The fourth of an occasional series called "The Money Map," which looks at how global economic forces are shaping the economies of America's hometowns.
Bob Baines of Spruce Head, Maine, has seen his lobster catch drop from around 1,000 pounds a day to about 300. Lobstering is a cyclical fishery. But last season, the overall catch was down 12 million pounds.
Nobody knows the reasons behind the drop — but it has come at a bad time. Baines says that in the past five years, his bait costs have more than doubled. And fuel prices are probably at least three times higher over the same period, he said.
"But also traps have gone up significantly — buoys, rope — they're all made of oil products," Baines said. "And our [catch] price is a little bit lower than it was last year."
Higher sales prices for his catch would help, but Baines says he also would like to see lobster dealers sell more. That, however, is not the case.
As Susan Sharon from Maine Public Radio in Portland tells Steve Inskeep, restaurateurs, like Steve DiMillo of DiMillo's Floating Restaurant, aren't selling as much lobster as they used to.
"We put stronger emphasis on other seafoods, on Black Angus steaks and our Italian meals," DiMillo said.
"We want to sell a wider variety of foods to appeal to a wider audience. The lobster entrees used to be close to 40 percent of sales of our meals, and now it's in the high 20s."
That's not good for fishermen like Baines. Dave Cousens, longtime president of the Maine Lobsterman's Association, says the key is lowering their overhead.
That can be done, Cousens says, through efficiencies such as spending fewer days on the water, driving boats at slower speeds and being more strategic in using bait. Also, Cousens advocates stopping the catch in July and August when lobster shells are soft — which limits how far they can be safely shipped.

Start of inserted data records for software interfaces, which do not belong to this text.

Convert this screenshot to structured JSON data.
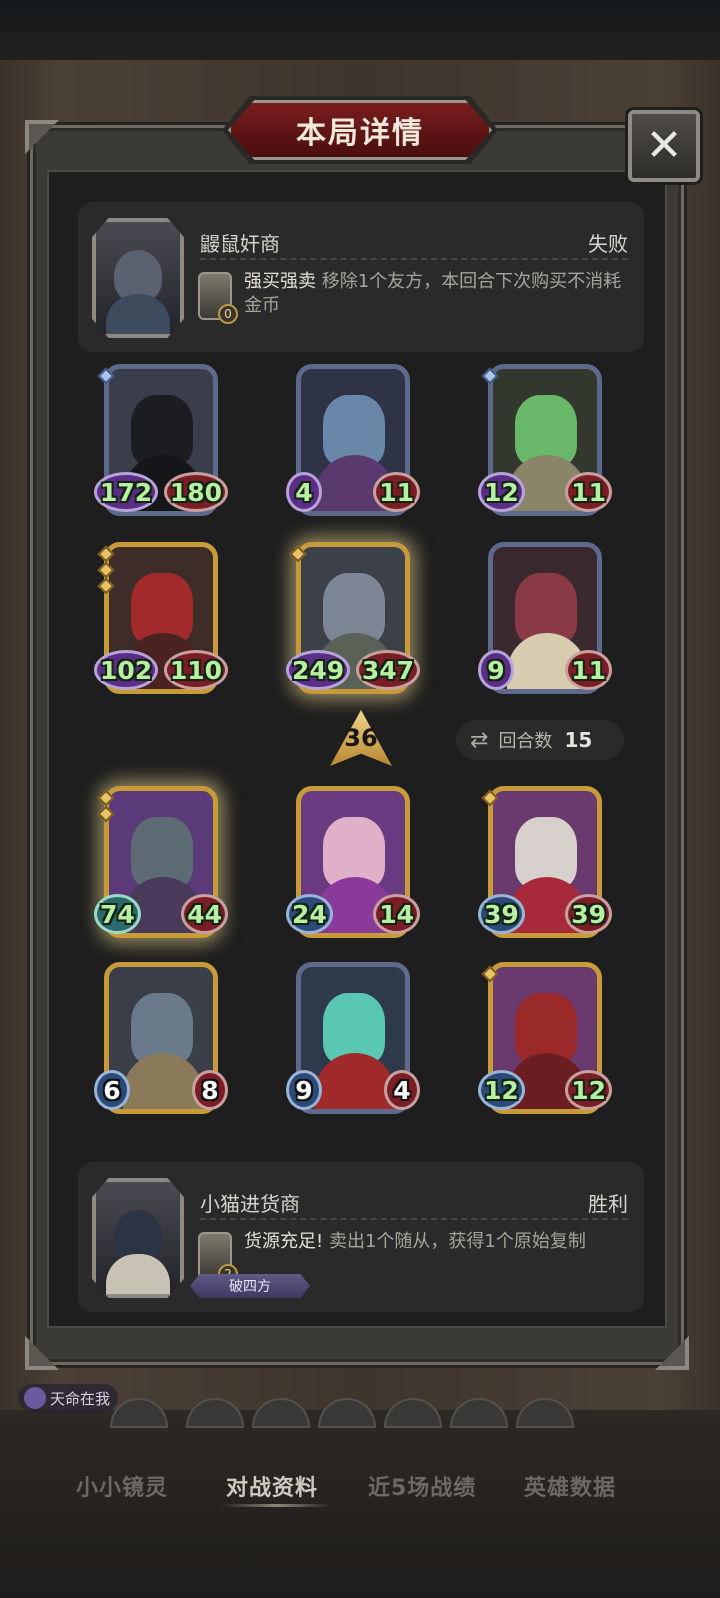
{
  "dialog": {
    "title": "本局详情",
    "close_icon": "close-icon"
  },
  "opponent": {
    "name": "鼹鼠奸商",
    "result": "失败",
    "skill_cost": "0",
    "skill_name": "强买强卖",
    "skill_desc": "移除1个友方，本回合下次购买不消耗金币"
  },
  "opponent_board": [
    {
      "atk": "172",
      "hp": "180"
    },
    {
      "atk": "4",
      "hp": "11"
    },
    {
      "atk": "12",
      "hp": "11"
    },
    {
      "atk": "102",
      "hp": "110"
    },
    {
      "atk": "249",
      "hp": "347"
    },
    {
      "atk": "9",
      "hp": "11"
    }
  ],
  "level": "36",
  "rounds": {
    "label": "回合数",
    "value": "15"
  },
  "player_board": [
    {
      "atk": "74",
      "hp": "44"
    },
    {
      "atk": "24",
      "hp": "14"
    },
    {
      "atk": "39",
      "hp": "39"
    },
    {
      "atk": "6",
      "hp": "8"
    },
    {
      "atk": "9",
      "hp": "4"
    },
    {
      "atk": "12",
      "hp": "12"
    }
  ],
  "player": {
    "name": "小猫进货商",
    "result": "胜利",
    "skill_cost": "2",
    "skill_name": "货源充足!",
    "skill_desc": "卖出1个随从，获得1个原始复制",
    "tag": "破四方"
  },
  "fate_badge": "天命在我",
  "tabs": [
    "小小镜灵",
    "对战资料",
    "近5场战绩",
    "英雄数据"
  ],
  "active_tab": "对战资料",
  "colors": {
    "title_banner": "#7a1d1d",
    "attack_orb": "#5a2e86",
    "health_orb": "#7a1d24",
    "stat_text": "#b6f0a0",
    "gold_frame": "#c79a3a"
  }
}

A shorter season, Cousens believes, would limit demand, increase supply, raise prices — and quite possibly rescue the lobster trade.
Susan Sharon reports for Maine Public Radio.